He pushed back on drawing a line between the governor’s gun policies and the recent rise of gun violence.
“We do not see where the specific changes regarding concealed carry permits and school districts’ option for authorizing certain staff to carry in a school safety zone would affect homicide or suicide rates,” he said. “Concealed carry permits have generally been used by law-abiding citizens, and those barred from carrying are barred from having concealed carry permits.”
Nan Whaley, a Democrat running against DeWine, said in a statement that DeWine is more focused on pursuing an “extremist agenda” than tackling problems that have worsened under his watch. And the surge in gun deaths, she said, is unsurprising. His inability to "stand up to the extremes in his party" will only make things worse.
“Legislation he has signed like permitless concealed carry and stand your ground have been proven to make communities less safe," she said. "Between the troubling data on gun deaths to fatal overdoses, it's clear that Ohio is certainly worse off under Governor DeWine's leadership."
Ken Gordon, a spokesman for the Ohio Department of Health, said one of the agency's most important roles is surveillance to raise awareness and target resources. He also cited several ODH programs aimed to expand mental health screenings; funding for school-based health centers, some of which include behavioral health services; increasing availability and awareness of naloxone; and a program that has trained doctors to screen some 230,000 patients for opioid-use disorder, which have linked more than 7,000 to relevant health services.
In a statement, the Ohio Department of Public Safety noted several appropriations of federal coronavirus relief funds it steered toward violent crime prevention.
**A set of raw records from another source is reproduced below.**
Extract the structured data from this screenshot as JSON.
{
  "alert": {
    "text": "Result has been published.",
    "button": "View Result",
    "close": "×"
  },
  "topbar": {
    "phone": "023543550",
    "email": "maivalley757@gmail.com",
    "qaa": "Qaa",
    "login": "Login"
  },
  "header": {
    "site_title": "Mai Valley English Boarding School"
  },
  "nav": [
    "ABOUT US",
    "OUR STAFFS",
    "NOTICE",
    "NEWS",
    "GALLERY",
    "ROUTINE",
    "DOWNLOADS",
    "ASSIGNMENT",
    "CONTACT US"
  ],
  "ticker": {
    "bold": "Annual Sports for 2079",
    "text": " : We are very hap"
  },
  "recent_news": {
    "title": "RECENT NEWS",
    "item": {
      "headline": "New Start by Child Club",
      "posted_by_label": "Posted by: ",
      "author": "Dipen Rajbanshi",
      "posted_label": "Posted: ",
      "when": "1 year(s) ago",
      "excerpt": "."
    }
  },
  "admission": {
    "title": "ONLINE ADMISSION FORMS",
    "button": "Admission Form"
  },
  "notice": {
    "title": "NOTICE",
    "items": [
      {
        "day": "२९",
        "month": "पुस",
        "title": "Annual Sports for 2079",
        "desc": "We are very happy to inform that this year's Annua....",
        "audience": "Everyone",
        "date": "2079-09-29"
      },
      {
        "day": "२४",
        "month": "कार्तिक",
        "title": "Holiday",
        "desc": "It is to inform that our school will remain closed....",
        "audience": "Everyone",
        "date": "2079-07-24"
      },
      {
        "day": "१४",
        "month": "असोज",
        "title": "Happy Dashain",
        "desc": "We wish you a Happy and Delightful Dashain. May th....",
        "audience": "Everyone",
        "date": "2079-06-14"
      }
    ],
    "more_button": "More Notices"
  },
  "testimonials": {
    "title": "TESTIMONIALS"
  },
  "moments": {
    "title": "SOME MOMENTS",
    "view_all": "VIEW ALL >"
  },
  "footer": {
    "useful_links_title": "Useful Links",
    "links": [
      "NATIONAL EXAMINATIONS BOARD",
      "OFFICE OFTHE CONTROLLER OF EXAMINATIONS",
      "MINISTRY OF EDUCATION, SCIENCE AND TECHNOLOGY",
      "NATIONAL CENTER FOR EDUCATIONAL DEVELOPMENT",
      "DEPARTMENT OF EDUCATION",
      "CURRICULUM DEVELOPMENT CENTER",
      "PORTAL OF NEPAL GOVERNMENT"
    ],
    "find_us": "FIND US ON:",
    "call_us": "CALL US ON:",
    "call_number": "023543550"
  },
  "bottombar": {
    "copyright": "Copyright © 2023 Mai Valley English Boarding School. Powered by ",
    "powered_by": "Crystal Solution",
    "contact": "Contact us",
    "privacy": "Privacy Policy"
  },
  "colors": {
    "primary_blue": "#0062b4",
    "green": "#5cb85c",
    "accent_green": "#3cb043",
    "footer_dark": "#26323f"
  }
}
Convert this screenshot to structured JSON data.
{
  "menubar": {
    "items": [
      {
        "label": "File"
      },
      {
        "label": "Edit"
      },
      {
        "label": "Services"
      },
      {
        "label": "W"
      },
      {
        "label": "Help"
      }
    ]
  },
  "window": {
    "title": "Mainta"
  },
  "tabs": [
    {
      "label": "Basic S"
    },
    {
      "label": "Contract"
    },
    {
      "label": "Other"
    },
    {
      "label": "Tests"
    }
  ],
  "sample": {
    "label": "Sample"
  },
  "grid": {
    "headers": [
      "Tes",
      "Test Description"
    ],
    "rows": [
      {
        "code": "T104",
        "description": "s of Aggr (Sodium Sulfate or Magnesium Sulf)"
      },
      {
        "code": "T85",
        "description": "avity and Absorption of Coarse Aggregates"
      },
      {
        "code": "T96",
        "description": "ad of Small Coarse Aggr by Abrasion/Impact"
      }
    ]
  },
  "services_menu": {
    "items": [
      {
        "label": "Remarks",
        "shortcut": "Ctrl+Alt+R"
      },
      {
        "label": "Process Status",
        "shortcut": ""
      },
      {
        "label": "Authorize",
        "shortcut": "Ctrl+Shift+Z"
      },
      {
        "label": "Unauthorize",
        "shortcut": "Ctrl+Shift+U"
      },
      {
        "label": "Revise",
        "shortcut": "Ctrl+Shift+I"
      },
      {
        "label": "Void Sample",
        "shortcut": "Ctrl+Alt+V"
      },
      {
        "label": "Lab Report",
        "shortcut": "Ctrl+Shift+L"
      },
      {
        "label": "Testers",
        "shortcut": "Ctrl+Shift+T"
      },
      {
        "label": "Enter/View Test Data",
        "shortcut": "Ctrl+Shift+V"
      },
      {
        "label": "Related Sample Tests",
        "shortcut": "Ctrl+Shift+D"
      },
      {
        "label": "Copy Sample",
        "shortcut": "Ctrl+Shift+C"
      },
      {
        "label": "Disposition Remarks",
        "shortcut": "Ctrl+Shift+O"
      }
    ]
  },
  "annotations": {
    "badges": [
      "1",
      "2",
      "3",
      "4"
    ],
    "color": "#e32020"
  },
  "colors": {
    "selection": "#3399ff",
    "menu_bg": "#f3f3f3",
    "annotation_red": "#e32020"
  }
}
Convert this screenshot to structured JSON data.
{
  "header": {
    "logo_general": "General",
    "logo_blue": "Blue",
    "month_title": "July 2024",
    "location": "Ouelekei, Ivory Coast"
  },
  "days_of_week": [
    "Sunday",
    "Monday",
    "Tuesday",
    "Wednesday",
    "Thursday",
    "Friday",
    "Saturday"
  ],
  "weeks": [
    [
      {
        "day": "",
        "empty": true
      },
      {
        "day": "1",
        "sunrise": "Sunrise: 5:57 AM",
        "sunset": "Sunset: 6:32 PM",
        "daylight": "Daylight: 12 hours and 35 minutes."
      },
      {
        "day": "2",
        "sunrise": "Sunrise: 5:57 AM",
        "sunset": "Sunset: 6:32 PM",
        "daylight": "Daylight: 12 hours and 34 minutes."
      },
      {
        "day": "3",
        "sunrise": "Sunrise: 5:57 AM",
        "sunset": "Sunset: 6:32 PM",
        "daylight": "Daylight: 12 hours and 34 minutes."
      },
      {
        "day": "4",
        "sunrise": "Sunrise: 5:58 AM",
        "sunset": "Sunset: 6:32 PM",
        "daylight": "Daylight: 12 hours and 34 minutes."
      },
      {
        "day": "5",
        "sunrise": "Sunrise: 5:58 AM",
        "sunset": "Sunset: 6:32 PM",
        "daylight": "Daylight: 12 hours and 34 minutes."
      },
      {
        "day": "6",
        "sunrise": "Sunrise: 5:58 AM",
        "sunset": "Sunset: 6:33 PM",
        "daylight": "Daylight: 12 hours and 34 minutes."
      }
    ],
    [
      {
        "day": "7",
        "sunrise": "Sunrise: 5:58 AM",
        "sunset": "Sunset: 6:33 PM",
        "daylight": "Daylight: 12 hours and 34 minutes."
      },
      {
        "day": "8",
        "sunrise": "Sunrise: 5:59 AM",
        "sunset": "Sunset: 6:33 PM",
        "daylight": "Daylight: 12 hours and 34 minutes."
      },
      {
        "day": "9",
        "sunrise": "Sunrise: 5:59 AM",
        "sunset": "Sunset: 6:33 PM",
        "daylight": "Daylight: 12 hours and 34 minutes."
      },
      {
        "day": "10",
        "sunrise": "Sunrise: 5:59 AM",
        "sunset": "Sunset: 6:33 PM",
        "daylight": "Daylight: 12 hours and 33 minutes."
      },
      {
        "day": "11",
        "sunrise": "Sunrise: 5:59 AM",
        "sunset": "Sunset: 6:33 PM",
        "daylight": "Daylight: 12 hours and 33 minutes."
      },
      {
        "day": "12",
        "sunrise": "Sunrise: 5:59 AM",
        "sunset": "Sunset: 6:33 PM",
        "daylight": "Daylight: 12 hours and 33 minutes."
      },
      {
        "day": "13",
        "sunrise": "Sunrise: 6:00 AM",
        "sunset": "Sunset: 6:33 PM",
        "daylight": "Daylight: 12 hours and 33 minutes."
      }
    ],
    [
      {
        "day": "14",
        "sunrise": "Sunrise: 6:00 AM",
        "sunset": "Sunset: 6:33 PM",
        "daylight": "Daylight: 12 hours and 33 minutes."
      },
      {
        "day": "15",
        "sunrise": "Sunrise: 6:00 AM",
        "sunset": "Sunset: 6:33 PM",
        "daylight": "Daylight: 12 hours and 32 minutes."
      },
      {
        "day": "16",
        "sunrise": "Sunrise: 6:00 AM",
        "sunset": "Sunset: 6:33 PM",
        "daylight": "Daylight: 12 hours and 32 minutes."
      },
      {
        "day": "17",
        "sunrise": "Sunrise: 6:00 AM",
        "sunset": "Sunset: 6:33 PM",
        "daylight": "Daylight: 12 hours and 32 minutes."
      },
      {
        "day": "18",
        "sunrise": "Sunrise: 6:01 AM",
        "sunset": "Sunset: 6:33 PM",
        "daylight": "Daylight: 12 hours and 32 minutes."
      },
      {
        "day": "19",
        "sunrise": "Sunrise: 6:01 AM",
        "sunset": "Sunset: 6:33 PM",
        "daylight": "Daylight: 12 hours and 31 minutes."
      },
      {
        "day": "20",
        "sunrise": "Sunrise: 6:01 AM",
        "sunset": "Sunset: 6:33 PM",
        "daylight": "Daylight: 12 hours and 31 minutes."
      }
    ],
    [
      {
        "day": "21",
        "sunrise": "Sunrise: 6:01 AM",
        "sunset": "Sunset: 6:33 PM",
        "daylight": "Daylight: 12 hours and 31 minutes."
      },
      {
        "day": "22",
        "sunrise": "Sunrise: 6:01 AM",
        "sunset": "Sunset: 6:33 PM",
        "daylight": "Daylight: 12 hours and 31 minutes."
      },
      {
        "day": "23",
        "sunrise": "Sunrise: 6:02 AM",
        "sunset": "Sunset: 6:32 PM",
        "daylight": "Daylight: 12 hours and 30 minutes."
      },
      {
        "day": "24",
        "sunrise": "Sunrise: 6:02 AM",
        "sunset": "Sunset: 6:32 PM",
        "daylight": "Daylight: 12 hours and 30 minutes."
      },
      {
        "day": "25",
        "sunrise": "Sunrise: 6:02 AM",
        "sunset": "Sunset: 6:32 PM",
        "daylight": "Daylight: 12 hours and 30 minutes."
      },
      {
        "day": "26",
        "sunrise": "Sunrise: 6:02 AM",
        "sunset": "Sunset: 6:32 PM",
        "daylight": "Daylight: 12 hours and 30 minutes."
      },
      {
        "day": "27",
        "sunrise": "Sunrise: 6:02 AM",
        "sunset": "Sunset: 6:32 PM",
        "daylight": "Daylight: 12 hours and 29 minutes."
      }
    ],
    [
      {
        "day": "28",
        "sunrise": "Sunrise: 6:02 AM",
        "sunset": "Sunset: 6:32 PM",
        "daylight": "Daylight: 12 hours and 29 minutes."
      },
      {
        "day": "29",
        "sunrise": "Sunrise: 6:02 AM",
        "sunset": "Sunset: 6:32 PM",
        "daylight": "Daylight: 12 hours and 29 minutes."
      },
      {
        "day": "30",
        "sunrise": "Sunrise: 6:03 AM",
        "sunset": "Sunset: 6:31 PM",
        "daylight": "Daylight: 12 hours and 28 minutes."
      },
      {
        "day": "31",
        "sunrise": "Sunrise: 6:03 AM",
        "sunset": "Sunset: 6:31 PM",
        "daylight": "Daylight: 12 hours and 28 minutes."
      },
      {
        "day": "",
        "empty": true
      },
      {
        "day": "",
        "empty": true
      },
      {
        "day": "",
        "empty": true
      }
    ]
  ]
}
Spokesman Bret Crow also noted various traffic safety surveillance efforts and two others targeting drunk driving and distracted driving.
The Ohio Department of Jobs and Family Services didn’t respond to an inquiry.This story was originally published in the Ohio Capital Journal and is republished here with permission.